Task to carry out: Could you return every record below without changing a word?

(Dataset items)
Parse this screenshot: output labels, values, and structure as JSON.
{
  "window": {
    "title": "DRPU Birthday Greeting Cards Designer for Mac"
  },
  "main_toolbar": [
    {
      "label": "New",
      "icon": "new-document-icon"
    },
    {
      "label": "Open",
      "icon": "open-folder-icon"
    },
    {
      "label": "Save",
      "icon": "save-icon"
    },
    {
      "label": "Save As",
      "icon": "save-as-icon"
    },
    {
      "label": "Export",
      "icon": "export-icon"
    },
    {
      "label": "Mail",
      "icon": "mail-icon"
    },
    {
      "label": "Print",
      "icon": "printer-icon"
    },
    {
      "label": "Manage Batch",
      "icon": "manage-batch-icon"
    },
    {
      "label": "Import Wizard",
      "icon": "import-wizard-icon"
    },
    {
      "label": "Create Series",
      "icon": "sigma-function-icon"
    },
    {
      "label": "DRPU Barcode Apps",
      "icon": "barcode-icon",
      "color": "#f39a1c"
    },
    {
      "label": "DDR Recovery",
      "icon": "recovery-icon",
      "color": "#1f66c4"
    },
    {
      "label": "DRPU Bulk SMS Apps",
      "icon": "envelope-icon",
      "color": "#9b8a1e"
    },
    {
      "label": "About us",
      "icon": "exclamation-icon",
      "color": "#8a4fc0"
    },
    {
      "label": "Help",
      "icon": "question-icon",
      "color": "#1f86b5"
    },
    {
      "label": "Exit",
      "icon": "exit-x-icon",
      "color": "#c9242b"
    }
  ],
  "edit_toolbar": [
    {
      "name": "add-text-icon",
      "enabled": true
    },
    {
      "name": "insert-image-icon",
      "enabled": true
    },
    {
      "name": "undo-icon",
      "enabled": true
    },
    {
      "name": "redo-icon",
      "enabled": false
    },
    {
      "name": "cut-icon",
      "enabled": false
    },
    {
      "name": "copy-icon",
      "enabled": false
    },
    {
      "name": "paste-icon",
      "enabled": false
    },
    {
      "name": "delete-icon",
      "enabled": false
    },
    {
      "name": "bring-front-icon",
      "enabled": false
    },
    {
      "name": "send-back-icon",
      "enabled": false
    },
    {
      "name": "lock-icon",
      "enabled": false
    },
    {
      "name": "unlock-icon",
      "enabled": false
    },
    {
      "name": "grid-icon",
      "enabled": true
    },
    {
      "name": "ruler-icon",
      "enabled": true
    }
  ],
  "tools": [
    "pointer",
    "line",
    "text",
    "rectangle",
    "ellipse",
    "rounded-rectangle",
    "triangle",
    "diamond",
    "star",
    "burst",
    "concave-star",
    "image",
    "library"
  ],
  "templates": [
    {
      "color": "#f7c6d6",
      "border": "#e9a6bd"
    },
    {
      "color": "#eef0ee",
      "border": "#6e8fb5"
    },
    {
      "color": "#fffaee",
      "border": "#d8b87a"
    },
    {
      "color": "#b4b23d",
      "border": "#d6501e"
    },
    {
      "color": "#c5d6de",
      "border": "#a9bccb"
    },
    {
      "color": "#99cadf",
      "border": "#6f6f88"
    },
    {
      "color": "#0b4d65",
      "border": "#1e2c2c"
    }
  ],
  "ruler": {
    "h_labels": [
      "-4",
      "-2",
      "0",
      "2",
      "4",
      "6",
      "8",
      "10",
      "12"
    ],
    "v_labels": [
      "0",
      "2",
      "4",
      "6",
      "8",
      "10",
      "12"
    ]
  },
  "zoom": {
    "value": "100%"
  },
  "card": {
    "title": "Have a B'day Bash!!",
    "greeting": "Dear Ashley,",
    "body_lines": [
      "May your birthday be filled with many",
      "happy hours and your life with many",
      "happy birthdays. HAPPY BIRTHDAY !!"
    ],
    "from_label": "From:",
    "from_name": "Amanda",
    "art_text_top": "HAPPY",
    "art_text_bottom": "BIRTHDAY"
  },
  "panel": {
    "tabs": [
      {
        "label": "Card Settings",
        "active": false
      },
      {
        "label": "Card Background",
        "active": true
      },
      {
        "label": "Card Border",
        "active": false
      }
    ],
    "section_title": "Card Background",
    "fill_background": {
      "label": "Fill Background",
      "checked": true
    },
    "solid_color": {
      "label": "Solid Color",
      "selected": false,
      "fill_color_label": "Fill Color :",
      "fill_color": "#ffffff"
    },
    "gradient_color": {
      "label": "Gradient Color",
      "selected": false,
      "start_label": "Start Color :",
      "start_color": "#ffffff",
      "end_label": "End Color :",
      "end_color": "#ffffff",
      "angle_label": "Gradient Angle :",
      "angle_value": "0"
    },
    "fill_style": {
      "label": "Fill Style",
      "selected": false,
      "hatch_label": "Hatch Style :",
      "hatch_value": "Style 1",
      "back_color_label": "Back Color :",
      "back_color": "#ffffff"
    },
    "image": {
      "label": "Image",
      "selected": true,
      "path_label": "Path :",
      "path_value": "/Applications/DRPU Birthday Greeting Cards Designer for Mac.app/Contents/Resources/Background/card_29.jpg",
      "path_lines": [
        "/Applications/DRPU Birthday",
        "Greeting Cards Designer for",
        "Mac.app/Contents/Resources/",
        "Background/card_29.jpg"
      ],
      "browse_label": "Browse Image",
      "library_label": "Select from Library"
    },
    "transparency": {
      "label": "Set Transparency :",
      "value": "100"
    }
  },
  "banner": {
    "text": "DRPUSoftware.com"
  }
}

Written solution:
Parse this screenshot: output labels, values, and structure as JSON.
{
  "window": {
    "title": "DRPU Birthday Greeting Cards Designer for Mac"
  },
  "main_toolbar": [
    {
      "label": "New",
      "icon": "new-document-icon"
    },
    {
      "label": "Open",
      "icon": "open-folder-icon"
    },
    {
      "label": "Save",
      "icon": "save-icon"
    },
    {
      "label": "Save As",
      "icon": "save-as-icon"
    },
    {
      "label": "Export",
      "icon": "export-icon"
    },
    {
      "label": "Mail",
      "icon": "mail-icon"
    },
    {
      "label": "Print",
      "icon": "printer-icon"
    },
    {
      "label": "Manage Batch",
      "icon": "manage-batch-icon"
    },
    {
      "label": "Import Wizard",
      "icon": "import-wizard-icon"
    },
    {
      "label": "Create Series",
      "icon": "sigma-function-icon"
    },
    {
      "label": "DRPU Barcode Apps",
      "icon": "barcode-icon",
      "color": "#f39a1c"
    },
    {
      "label": "DDR Recovery",
      "icon": "recovery-icon",
      "color": "#1f66c4"
    },
    {
      "label": "DRPU Bulk SMS Apps",
      "icon": "envelope-icon",
      "color": "#9b8a1e"
    },
    {
      "label": "About us",
      "icon": "exclamation-icon",
      "color": "#8a4fc0"
    },
    {
      "label": "Help",
      "icon": "question-icon",
      "color": "#1f86b5"
    },
    {
      "label": "Exit",
      "icon": "exit-x-icon",
      "color": "#c9242b"
    }
  ],
  "edit_toolbar": [
    {
      "name": "add-text-icon",
      "enabled": true
    },
    {
      "name": "insert-image-icon",
      "enabled": true
    },
    {
      "name": "undo-icon",
      "enabled": true
    },
    {
      "name": "redo-icon",
      "enabled": false
    },
    {
      "name": "cut-icon",
      "enabled": false
    },
    {
      "name": "copy-icon",
      "enabled": false
    },
    {
      "name": "paste-icon",
      "enabled": false
    },
    {
      "name": "delete-icon",
      "enabled": false
    },
    {
      "name": "bring-front-icon",
      "enabled": false
    },
    {
      "name": "send-back-icon",
      "enabled": false
    },
    {
      "name": "lock-icon",
      "enabled": false
    },
    {
      "name": "unlock-icon",
      "enabled": false
    },
    {
      "name": "grid-icon",
      "enabled": true
    },
    {
      "name": "ruler-icon",
      "enabled": true
    }
  ],
  "tools": [
    "pointer",
    "line",
    "text",
    "rectangle",
    "ellipse",
    "rounded-rectangle",
    "triangle",
    "diamond",
    "star",
    "burst",
    "concave-star",
    "image",
    "library"
  ],
  "templates": [
    {
      "color": "#f7c6d6",
      "border": "#e9a6bd"
    },
    {
      "color": "#eef0ee",
      "border": "#6e8fb5"
    },
    {
      "color": "#fffaee",
      "border": "#d8b87a"
    },
    {
      "color": "#b4b23d",
      "border": "#d6501e"
    },
    {
      "color": "#c5d6de",
      "border": "#a9bccb"
    },
    {
      "color": "#99cadf",
      "border": "#6f6f88"
    },
    {
      "color": "#0b4d65",
      "border": "#1e2c2c"
    }
  ],
  "ruler": {
    "h_labels": [
      "-4",
      "-2",
      "0",
      "2",
      "4",
      "6",
      "8",
      "10",
      "12"
    ],
    "v_labels": [
      "0",
      "2",
      "4",
      "6",
      "8",
      "10",
      "12"
    ]
  },
  "zoom": {
    "value": "100%"
  },
  "card": {
    "title": "Have a B'day Bash!!",
    "greeting": "Dear Ashley,",
    "body_lines": [
      "May your birthday be filled with many",
      "happy hours and your life with many",
      "happy birthdays. HAPPY BIRTHDAY !!"
    ],
    "from_label": "From:",
    "from_name": "Amanda",
    "art_text_top": "HAPPY",
    "art_text_bottom": "BIRTHDAY"
  },
  "panel": {
    "tabs": [
      {
        "label": "Card Settings",
        "active": false
      },
      {
        "label": "Card Background",
        "active": true
      },
      {
        "label": "Card Border",
        "active": false
      }
    ],
    "section_title": "Card Background",
    "fill_background": {
      "label": "Fill Background",
      "checked": true
    },
    "solid_color": {
      "label": "Solid Color",
      "selected": false,
      "fill_color_label": "Fill Color :",
      "fill_color": "#ffffff"
    },
    "gradient_color": {
      "label": "Gradient Color",
      "selected": false,
      "start_label": "Start Color :",
      "start_color": "#ffffff",
      "end_label": "End Color :",
      "end_color": "#ffffff",
      "angle_label": "Gradient Angle :",
      "angle_value": "0"
    },
    "fill_style": {
      "label": "Fill Style",
      "selected": false,
      "hatch_label": "Hatch Style :",
      "hatch_value": "Style 1",
      "back_color_label": "Back Color :",
      "back_color": "#ffffff"
    },
    "image": {
      "label": "Image",
      "selected": true,
      "path_label": "Path :",
      "path_value": "/Applications/DRPU Birthday Greeting Cards Designer for Mac.app/Contents/Resources/Background/card_29.jpg",
      "path_lines": [
        "/Applications/DRPU Birthday",
        "Greeting Cards Designer for",
        "Mac.app/Contents/Resources/",
        "Background/card_29.jpg"
      ],
      "browse_label": "Browse Image",
      "library_label": "Select from Library"
    },
    "transparency": {
      "label": "Set Transparency :",
      "value": "100"
    }
  },
  "banner": {
    "text": "DRPUSoftware.com"
  }
}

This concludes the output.